2017 Blog

Diabetes is a chronic disease of high blood glucose (sugar) level than the normal level, and is due to either the pancreas not producing enough insulin or reduced tissues sensitivity, or both.
Insulin: A hormone produced by the pancreas to help control and maintain blood glucose. 
Types of the disease:
  • Type 1 diabetes: This type occurs when insulin producing cells are completely disrupted and become unable to produce the hormone. Usually, this type of diabetes affects young people.
  • Type 2 diabetes: When the body can produce insulin either in insufficient amounts or normal amounts but ineffective.
  • Gestational diabetes: High blood glucose as a result of the hormones produced by the placenta during pregnancy and often disappears after delivery. 
  • Secondary diabetes: Is diabetes that results as a consequence of another medication and hormones or pancreatic surgery and other reasons. 

  • Frequent urination.
  • Feeling very thirsty / mouth dryness.
  • Feeling very hungry.
  • Sudden loss of weight.
  • Fatigue.
  • Itching and skin infection.
  • A tingling sensation or numbness in the limbs.
  • Blurred vision.
  • Feeling hot in the feet.
  • Slow-healing wounds.
  •  Random blood sugar test.
  • Fasting blood sugar test.
  • Glycated hemoglobin (A1C) test (acumulative diabetes). Diagnosis is done in two different dates. 

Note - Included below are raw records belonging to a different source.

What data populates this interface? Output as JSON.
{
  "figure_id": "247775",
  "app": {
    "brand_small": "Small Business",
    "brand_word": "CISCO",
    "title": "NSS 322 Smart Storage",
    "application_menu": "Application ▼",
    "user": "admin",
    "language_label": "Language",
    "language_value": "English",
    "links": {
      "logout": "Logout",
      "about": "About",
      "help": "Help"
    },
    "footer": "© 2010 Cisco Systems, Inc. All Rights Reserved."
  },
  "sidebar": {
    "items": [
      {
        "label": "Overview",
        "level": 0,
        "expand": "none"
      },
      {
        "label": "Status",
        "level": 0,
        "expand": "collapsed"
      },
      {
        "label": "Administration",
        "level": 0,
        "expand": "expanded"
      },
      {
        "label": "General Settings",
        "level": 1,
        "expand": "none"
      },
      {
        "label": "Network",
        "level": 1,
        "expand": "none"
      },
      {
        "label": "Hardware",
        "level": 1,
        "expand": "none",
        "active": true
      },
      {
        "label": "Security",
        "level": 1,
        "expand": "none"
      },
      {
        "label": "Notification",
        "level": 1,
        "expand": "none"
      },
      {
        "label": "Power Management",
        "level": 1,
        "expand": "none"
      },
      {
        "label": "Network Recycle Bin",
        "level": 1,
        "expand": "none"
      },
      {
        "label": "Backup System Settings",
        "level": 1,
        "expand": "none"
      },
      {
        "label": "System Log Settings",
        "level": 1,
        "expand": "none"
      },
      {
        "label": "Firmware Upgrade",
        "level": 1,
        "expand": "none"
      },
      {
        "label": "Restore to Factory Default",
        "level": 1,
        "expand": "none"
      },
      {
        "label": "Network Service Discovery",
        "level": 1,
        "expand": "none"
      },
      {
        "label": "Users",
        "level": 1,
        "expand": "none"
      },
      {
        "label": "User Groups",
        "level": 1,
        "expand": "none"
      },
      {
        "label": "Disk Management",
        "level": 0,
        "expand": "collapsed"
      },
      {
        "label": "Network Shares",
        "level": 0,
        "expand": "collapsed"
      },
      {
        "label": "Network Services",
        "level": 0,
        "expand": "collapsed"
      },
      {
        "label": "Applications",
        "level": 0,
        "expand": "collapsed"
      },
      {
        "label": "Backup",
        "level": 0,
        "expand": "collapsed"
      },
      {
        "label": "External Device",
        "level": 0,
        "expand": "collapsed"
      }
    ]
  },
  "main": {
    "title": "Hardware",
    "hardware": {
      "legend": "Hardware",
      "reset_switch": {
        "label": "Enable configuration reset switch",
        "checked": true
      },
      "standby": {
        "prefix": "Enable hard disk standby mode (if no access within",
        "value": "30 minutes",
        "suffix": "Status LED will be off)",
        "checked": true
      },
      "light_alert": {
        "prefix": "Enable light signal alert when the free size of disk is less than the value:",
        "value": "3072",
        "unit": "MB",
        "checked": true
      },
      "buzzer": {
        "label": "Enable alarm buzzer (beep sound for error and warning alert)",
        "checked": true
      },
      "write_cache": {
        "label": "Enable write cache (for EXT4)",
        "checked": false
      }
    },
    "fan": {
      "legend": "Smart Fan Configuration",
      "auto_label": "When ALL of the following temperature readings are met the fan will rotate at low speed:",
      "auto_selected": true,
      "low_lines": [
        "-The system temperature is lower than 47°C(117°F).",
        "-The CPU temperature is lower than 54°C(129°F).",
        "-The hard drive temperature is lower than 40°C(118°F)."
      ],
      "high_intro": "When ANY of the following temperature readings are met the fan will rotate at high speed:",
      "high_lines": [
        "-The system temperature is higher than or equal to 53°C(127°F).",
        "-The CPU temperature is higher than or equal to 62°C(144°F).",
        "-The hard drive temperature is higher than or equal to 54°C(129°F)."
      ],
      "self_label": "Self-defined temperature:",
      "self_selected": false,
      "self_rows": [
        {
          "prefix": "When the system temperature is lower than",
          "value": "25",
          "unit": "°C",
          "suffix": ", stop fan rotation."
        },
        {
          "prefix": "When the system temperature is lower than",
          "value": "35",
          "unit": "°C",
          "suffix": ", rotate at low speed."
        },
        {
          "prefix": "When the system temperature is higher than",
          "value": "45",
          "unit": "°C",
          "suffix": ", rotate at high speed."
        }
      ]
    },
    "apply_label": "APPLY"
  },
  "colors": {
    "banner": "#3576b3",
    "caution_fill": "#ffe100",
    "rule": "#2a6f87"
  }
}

High Blood Sugar Averages Prediabetes Averages Normal Sugar Averages Types of Blood Test
From 126 mg/dl or more 100-125 mg/dl Less than 100 mg/dl Fasting Blood Test
From 200 mg/dl or more 140-199 mg/dl Less than140 mg/dl 2 Hours After Eating
605% or more 5.7-6.4% Less than 5.7% Accumulative Sugar Test

Causes and Risk Factors:
  • Genetic Factors: Your risk increases if a parent or sibling has type 1 diabetes.
  • Obese:  The more fatty tissue you have, the more resistant your cells become to insulin.
  • Exposure to viral diseases.
  • High blood pressure.
  • High fat in the blood.
  • Laziness and lack of physical activity.

Chronic Complications:
  • Cardiovascular Diseases: Diabetes dramatically increases the risk of various cardiovascular problems, including coronary artery disease with chest pain (angina), heart attack, stroke and narrowing of arteries (atherosclerosis).
  • Nerve damage (neuropathy): Excess sugar in the blood can injure the walls of the tiny blood vessels (capillaries) that nourish your nerves, especially in your legs. This can cause tingling, numbness, burning or pain that usually begins at the tips of the toes or fingers and gradually spreads upward.
  • Kidney problems (nephropathy): High blood glucose leads to kidney failure or kidney diseases.
  • Retinopathy: High blood sugar damages tiny vessels that bring nutrients to the retina, blocking the passage of light to the retina.
  • Feet problems: Nerve damage in the limbs, particularly the feet, makes the patient unable to feel the pain of an injury which can lead to ulcers in the foot.
  • Skin conditions:  Diabetes may leave you more susceptible to skin problems, including bacterial and fungal infections.
  • Gingivitis.
  • Osteoporosis.

Treatment: There is currently no cure for diabetes; however, you can keep level of blood sugar within normal range. Treatment of diabetes differs from patient to patient, the doctor decides the most appropriate type of treatment for each patient, depending on the following:
Type of diabetes.
  • Health conditions of the patient.
    Effective treatment of diabetes depends on the patient himself, when he is committed to adjusting his sugar level, he will enjoy a healthy life, through the followings:
  • Visiting diabetes clinic regularly.
  • Checking your blood sugar regularly at home.
  • Exercising regularly.
  • Taking care of your feet and checking them daily.
Prediabetes, type2 diabetes and gestational diabetes can be prevented through the following:
• Eating healthy foods by choosing those lower in fat and calories and higher in fiber. Focusing on fruits, vegetables and whole grains.
• Regular physical activity.
• Avoiding overweight. 
Examinations necessary for diabetics:
  • Checking blood pressure at each visit.
  • Checking weight at each visit.
  • Checking feet every 6 months.
  • Checking accumulative sugar every 6-12 months.
  • Checking cholesterol and triglycerides every 12 months.
  • Checking eyes every 12 months.
Last Update : 22 October 2018 12:24 PM
Reading times :